After nearly 30 years in the food and restaurant industry, Cain left the private sector in 1996 to focus on life as a writer, speaker, and conservative policy advocate. He wrote four books, took on a part-time ministry role at a suburban Baptist church, began writing a regular newspaper column, and hosted an Atlanta talk radio show. Cain made a low-profile run for the 2000 presidential election and a high-profile but unsuccessful U.S. Senate run in 2004 before emerging in 2012 as a viable and popular presidential candidate.
Views on American Muslims and Church-State Separation:
Unfortunately, the most relevant and distinctive element of Cain's 2012 Republican presidential run has been his persistent Islamophobia. He was the only Republican presidential candidate to argue that local governments may legally ban mosques, indicated that he would not hire Muslims in his administration if elected, and often referred to the threat he believed Sharia law posed to the United States. After meeting with a Muslim organization in July 2011, Cain apologized to Muslim communities for the inflammatory nature of his remarks but indicated that his policy positions with respect to Muslims had not changed.
Views on Immigration:
Cain drew criticism for July 2011 remarks in which he suggested that the U.S.-Mexico border be protected by an electrified Great Wall of China fortified by an alligator-filled moat. While his proposal sounds ridiculous on its face, Cain has refused to distance himself from it or suggest that it was in any way less than serious - and its violent imagery is troubling. Also troubling, but much less unusual among Republicans, is his opposition to the DREAM Act.
Views on Abortion and "Don't Ask, Don't Tell":
Cain supports a U.S. constitutional amendment banning abortion in all cases, including rape or incest. But he was the only Republican candidate in the first GOP debate to clearly state that he would not reinstate "don't ask, don't tell" if elected, arguing that he "wouldn't create a distraction trying to turn it over as president" and that "our men and women have too many other things to be concerned about."
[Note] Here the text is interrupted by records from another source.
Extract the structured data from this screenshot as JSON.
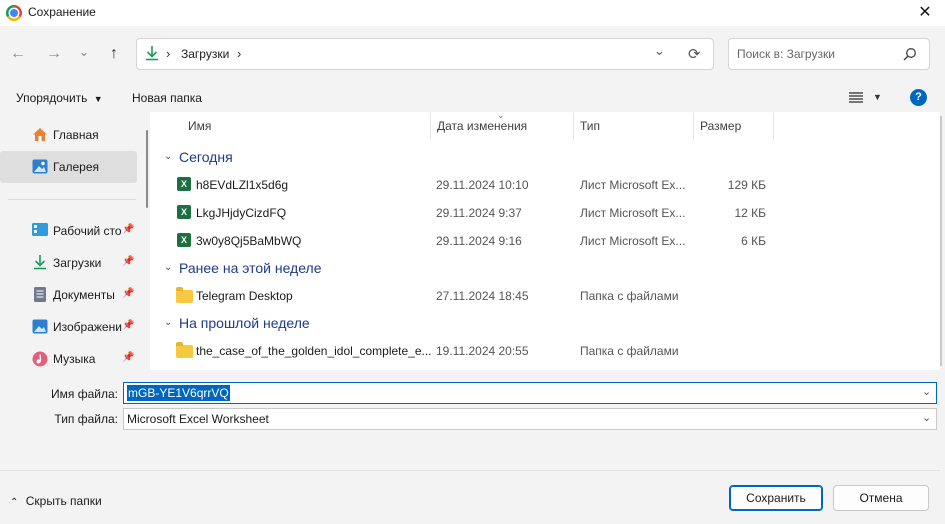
{
  "window": {
    "title": "Сохранение",
    "close_glyph": "✕"
  },
  "nav": {
    "back_glyph": "←",
    "forward_glyph": "→",
    "recent_glyph": "⌄",
    "up_glyph": "↑",
    "path_separator": "›",
    "path": "Загрузки",
    "path_trailing_sep": "›",
    "dropdown_glyph": "⌄",
    "refresh_glyph": "⟳",
    "search_placeholder": "Поиск в: Загрузки",
    "search_glyph": "⌕"
  },
  "toolbar": {
    "organize_label": "Упорядочить",
    "new_folder_label": "Новая папка",
    "help_glyph": "?"
  },
  "sidebar": {
    "items": [
      {
        "label": "Главная",
        "pinned": false,
        "icon": "home-icon"
      },
      {
        "label": "Галерея",
        "pinned": false,
        "icon": "gallery-icon",
        "selected": true
      },
      {
        "label": "Рабочий сто",
        "pinned": true,
        "icon": "desktop-icon"
      },
      {
        "label": "Загрузки",
        "pinned": true,
        "icon": "downloads-icon"
      },
      {
        "label": "Документы",
        "pinned": true,
        "icon": "documents-icon"
      },
      {
        "label": "Изображени",
        "pinned": true,
        "icon": "pictures-icon"
      },
      {
        "label": "Музыка",
        "pinned": true,
        "icon": "music-icon"
      }
    ],
    "pin_glyph": "📌"
  },
  "columns": {
    "name": "Имя",
    "date": "Дата изменения",
    "type": "Тип",
    "size": "Размер"
  },
  "groups": [
    {
      "label": "Сегодня",
      "rows": [
        {
          "name": "h8EVdLZl1x5d6g",
          "date": "29.11.2024 10:10",
          "type": "Лист Microsoft Ex...",
          "size": "129 КБ",
          "kind": "excel"
        },
        {
          "name": "LkgJHjdyCizdFQ",
          "date": "29.11.2024 9:37",
          "type": "Лист Microsoft Ex...",
          "size": "12 КБ",
          "kind": "excel"
        },
        {
          "name": "3w0y8Qj5BaMbWQ",
          "date": "29.11.2024 9:16",
          "type": "Лист Microsoft Ex...",
          "size": "6 КБ",
          "kind": "excel"
        }
      ]
    },
    {
      "label": "Ранее на этой неделе",
      "rows": [
        {
          "name": "Telegram Desktop",
          "date": "27.11.2024 18:45",
          "type": "Папка с файлами",
          "size": "",
          "kind": "folder"
        }
      ]
    },
    {
      "label": "На прошлой неделе",
      "rows": [
        {
          "name": "the_case_of_the_golden_idol_complete_e...",
          "date": "19.11.2024 20:55",
          "type": "Папка с файлами",
          "size": "",
          "kind": "folder"
        }
      ]
    }
  ],
  "fields": {
    "filename_label": "Имя файла:",
    "filename_value": "mGB-YE1V6qrrVQ",
    "filetype_label": "Тип файла:",
    "filetype_value": "Microsoft Excel Worksheet"
  },
  "footer": {
    "hide_folders_label": "Скрыть папки",
    "save_label": "Сохранить",
    "cancel_label": "Отмена"
  },
  "excel_glyph": "X"
}
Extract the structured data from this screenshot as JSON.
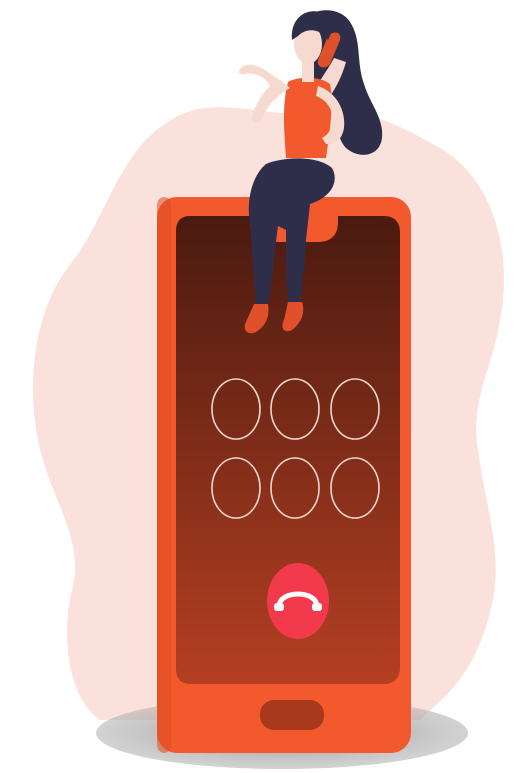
{
  "illustration": {
    "subject": "woman-sitting-on-phone-talking",
    "keypad": {
      "rows": 2,
      "cols": 3
    },
    "end_call_icon": "phone-hangup-icon",
    "home_button_icon": "home-button"
  },
  "colors": {
    "blob": "#fbe1dc",
    "phone_body": "#f25a2e",
    "phone_body_dark": "#de4a22",
    "screen_top": "#4a1a10",
    "screen_bottom": "#b53f22",
    "keypad_stroke": "#f3d6cc",
    "end_call": "#f23a4c",
    "shadow": "#9a9a9a",
    "hair": "#2f2e4a",
    "pants": "#2f2e4a",
    "top": "#f25a2e",
    "skin": "#f6d9cf",
    "shoe": "#e0502a"
  }
}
Views on the Civil Rights Movement:
Cain has accused the black civil rights community of enabling voter fraud by opposing controversial voter ID initiatives, arguing in a May 2011 speech that "when you have civil rights organizations who want to jump up and start talking about how [voter ID proposals are] in violation of civil rights ... all they're trying to do is protect the voter fraud that they know is going on." While other Republican presidential candidates tend to support voter ID proposals, only Cain has suggested that civil rights opposition to these proposals represents an intentional collusion with voter fraud.